WHAT THE EXERCISE ASKS -> Where does the string "active" occur in the records? Copy each line that holds it.
□ □ □ □ □
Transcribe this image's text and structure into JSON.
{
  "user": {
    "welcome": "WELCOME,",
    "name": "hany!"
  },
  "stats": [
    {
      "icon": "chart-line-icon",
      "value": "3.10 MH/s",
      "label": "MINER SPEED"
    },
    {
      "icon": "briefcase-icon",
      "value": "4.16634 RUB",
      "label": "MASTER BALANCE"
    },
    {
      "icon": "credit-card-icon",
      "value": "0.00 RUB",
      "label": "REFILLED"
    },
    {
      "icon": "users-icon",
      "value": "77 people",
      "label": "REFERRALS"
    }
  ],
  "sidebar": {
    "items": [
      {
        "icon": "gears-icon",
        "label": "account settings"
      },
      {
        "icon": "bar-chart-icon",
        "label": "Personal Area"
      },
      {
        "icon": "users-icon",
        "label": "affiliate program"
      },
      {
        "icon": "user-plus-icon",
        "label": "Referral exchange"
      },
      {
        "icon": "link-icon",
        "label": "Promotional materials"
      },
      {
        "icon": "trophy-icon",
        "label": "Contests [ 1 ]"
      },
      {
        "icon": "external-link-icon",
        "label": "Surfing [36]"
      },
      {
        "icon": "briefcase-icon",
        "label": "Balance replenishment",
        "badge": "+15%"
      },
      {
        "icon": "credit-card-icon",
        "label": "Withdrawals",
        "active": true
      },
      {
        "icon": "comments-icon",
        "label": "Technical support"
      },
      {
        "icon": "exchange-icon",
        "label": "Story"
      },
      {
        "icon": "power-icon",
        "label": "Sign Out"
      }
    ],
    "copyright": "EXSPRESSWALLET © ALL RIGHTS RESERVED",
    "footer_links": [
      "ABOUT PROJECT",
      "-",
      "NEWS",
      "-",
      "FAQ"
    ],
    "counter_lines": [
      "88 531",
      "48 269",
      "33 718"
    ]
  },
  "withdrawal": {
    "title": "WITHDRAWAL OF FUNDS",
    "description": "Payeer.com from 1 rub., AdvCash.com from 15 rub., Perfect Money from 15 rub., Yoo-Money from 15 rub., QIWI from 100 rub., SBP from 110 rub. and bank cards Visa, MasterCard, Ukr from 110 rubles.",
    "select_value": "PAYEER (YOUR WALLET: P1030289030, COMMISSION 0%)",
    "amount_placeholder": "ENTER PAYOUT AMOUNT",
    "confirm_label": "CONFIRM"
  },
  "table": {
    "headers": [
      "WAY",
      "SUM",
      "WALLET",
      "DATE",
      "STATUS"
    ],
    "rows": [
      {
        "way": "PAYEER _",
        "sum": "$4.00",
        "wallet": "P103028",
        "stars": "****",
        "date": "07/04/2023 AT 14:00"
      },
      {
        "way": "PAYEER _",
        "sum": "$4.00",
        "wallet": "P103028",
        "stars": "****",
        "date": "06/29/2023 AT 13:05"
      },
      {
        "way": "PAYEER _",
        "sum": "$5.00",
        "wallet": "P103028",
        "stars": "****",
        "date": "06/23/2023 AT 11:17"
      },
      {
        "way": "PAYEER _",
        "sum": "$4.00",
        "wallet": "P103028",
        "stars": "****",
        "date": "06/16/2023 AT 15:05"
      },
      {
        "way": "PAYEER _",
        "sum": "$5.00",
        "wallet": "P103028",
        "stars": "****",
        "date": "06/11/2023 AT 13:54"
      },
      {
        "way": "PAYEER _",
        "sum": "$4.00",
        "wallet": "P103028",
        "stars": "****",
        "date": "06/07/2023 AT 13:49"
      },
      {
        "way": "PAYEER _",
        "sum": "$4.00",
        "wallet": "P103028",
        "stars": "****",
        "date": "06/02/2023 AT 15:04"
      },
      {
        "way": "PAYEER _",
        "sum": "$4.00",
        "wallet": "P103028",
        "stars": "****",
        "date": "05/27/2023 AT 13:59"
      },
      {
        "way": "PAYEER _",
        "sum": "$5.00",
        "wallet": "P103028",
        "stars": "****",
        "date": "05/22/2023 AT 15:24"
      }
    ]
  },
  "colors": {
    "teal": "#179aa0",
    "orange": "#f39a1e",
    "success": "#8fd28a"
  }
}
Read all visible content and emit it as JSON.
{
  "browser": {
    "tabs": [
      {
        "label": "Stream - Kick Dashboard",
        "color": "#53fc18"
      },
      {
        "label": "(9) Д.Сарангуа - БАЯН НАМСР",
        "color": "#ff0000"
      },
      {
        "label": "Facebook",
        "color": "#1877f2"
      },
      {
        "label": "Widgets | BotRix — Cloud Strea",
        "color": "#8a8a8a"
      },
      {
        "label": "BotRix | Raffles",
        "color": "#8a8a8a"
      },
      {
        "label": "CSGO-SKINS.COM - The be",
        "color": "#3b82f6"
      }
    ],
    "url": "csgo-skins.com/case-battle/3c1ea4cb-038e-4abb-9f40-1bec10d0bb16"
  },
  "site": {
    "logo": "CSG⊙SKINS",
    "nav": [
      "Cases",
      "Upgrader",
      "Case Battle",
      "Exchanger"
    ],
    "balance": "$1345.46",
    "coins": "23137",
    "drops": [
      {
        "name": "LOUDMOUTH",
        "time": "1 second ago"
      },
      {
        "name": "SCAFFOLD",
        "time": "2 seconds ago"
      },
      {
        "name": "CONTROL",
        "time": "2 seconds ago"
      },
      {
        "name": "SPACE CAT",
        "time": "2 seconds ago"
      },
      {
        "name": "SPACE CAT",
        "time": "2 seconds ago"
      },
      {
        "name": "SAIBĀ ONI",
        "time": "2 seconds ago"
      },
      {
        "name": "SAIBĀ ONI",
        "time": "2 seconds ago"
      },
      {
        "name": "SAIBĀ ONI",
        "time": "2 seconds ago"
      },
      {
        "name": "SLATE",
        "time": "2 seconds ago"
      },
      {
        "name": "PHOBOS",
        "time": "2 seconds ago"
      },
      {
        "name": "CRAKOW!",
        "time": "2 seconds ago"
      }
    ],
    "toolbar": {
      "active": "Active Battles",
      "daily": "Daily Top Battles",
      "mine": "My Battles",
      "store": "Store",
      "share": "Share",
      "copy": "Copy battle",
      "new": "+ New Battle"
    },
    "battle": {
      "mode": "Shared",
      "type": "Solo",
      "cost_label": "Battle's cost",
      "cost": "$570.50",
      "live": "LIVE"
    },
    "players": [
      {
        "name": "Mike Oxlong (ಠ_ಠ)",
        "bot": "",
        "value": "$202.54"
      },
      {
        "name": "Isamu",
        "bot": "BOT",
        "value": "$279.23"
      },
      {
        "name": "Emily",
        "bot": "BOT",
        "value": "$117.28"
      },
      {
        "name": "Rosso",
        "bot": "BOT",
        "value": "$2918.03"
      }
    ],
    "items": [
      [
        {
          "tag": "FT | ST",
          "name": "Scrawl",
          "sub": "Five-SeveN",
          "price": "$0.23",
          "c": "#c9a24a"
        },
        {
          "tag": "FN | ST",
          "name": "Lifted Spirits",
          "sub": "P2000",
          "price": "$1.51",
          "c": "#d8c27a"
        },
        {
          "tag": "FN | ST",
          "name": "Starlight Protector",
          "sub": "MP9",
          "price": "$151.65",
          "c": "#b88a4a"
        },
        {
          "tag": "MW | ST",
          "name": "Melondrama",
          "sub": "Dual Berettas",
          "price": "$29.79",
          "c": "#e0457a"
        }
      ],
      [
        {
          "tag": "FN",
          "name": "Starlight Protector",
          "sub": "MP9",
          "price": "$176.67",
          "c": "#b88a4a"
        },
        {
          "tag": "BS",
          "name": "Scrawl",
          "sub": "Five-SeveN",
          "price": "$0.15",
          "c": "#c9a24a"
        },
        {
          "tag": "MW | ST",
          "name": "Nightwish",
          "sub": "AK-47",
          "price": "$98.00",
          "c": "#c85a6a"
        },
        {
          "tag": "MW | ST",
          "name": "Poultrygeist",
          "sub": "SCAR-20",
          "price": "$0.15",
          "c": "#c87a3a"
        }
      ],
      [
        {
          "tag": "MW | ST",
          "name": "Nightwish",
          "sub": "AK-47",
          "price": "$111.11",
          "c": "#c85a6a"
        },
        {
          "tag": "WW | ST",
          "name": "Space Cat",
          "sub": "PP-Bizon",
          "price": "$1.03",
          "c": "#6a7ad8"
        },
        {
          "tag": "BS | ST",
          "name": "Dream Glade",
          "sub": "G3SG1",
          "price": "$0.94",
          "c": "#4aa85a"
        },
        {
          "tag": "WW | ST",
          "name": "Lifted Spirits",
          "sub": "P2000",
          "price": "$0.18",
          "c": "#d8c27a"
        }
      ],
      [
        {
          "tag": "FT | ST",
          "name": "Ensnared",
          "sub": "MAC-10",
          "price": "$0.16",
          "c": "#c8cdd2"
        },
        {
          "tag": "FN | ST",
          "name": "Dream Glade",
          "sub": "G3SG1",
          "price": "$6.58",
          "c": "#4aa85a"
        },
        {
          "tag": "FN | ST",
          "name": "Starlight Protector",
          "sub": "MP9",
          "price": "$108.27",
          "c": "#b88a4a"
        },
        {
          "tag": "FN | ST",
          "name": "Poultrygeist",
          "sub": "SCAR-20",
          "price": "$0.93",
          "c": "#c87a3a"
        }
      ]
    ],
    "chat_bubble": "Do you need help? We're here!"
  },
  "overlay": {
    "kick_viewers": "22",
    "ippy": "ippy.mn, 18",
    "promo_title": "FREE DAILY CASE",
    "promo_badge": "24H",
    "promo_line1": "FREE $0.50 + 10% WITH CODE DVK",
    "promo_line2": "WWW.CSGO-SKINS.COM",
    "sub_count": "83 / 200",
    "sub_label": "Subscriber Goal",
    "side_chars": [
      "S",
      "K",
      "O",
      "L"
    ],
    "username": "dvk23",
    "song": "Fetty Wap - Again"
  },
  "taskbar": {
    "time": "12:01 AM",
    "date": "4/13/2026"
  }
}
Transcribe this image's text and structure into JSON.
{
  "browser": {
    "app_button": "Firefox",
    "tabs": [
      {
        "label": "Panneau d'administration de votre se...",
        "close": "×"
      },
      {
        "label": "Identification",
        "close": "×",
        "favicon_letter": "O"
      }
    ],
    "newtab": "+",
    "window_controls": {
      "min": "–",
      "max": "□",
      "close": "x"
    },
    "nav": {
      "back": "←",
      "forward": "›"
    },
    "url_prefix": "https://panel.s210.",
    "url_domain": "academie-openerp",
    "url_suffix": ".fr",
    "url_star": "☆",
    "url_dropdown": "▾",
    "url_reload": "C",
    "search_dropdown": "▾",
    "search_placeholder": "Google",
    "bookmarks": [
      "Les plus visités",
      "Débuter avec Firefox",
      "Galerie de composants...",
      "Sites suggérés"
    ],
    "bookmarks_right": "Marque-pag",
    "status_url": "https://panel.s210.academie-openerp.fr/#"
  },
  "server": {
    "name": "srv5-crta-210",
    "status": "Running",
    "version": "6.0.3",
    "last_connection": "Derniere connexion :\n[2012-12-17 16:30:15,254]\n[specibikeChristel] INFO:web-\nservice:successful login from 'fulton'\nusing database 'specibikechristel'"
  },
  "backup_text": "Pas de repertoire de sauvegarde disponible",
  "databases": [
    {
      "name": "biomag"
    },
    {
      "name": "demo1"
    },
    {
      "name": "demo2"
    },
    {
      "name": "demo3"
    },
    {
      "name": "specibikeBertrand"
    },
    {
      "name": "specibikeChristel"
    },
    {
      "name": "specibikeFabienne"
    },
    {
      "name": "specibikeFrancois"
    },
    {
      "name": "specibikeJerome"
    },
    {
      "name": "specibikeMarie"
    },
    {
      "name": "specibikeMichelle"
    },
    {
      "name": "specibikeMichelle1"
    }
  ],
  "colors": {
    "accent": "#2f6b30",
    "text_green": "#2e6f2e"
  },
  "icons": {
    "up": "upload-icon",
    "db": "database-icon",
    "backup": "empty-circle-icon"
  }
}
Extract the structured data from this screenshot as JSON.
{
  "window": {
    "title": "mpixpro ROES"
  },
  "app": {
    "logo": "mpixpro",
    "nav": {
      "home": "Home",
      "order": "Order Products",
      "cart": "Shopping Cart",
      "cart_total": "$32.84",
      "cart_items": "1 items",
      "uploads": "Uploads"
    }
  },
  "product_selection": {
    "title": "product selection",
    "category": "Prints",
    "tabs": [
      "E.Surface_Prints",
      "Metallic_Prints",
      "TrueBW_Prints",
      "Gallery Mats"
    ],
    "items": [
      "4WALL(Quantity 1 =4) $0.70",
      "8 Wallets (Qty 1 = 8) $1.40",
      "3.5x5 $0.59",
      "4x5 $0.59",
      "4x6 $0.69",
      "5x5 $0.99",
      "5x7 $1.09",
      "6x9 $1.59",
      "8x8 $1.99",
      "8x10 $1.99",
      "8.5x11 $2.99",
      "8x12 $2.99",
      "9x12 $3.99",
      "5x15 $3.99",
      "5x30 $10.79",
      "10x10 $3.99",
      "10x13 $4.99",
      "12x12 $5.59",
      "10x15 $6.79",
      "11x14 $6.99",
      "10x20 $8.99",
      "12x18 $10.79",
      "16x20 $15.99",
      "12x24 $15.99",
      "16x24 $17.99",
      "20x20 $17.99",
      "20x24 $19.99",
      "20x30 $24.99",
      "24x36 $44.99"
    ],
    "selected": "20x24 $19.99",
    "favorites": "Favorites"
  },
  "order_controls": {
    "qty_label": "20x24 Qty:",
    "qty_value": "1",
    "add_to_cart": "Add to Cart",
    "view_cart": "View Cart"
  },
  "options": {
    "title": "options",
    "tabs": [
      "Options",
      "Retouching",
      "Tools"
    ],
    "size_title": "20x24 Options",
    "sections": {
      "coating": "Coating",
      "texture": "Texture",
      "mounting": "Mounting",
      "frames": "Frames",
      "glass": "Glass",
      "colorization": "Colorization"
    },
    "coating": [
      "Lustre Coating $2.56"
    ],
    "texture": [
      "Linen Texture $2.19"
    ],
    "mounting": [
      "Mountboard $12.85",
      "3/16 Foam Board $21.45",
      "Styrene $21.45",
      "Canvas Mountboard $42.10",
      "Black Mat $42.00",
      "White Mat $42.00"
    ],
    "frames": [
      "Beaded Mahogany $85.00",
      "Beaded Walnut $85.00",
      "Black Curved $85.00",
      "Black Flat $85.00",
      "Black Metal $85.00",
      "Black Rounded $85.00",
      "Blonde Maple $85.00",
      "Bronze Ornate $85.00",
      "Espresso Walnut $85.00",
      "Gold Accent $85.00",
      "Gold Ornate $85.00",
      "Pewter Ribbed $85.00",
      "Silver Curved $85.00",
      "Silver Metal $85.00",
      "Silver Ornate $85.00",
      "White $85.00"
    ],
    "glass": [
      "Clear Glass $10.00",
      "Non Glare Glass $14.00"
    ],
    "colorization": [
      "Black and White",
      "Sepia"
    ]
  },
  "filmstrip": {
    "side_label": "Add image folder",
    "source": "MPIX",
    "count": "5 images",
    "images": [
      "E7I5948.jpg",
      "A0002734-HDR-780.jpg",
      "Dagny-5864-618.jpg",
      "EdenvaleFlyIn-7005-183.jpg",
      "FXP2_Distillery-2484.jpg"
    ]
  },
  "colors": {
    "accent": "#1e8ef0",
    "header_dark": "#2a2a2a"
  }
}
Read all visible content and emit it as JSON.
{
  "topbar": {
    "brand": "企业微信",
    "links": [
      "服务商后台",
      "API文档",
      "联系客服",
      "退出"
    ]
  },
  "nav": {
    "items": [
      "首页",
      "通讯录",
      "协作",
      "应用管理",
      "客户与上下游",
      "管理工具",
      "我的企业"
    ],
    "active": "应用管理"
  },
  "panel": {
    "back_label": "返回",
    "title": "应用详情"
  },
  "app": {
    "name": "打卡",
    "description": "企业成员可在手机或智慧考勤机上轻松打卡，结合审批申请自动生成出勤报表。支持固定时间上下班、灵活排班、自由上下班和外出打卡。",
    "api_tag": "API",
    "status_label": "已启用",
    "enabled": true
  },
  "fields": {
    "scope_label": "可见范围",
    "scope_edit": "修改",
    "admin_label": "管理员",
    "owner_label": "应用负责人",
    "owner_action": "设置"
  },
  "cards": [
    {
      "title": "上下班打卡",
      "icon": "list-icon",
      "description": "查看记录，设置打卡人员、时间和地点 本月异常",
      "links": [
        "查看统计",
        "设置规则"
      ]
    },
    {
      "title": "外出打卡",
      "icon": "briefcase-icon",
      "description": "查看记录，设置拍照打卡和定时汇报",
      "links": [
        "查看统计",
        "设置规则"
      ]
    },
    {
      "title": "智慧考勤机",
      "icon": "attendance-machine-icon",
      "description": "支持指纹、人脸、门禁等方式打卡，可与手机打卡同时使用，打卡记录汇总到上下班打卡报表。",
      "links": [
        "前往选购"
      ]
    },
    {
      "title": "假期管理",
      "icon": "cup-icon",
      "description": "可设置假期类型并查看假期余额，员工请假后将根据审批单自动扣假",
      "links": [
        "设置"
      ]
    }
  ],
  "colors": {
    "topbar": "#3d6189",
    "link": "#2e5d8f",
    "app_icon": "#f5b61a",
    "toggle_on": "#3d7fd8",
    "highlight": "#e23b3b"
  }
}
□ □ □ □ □
TASK RESULT ->
        "active": true
      "active": "Active Battles",
    "active": "应用管理"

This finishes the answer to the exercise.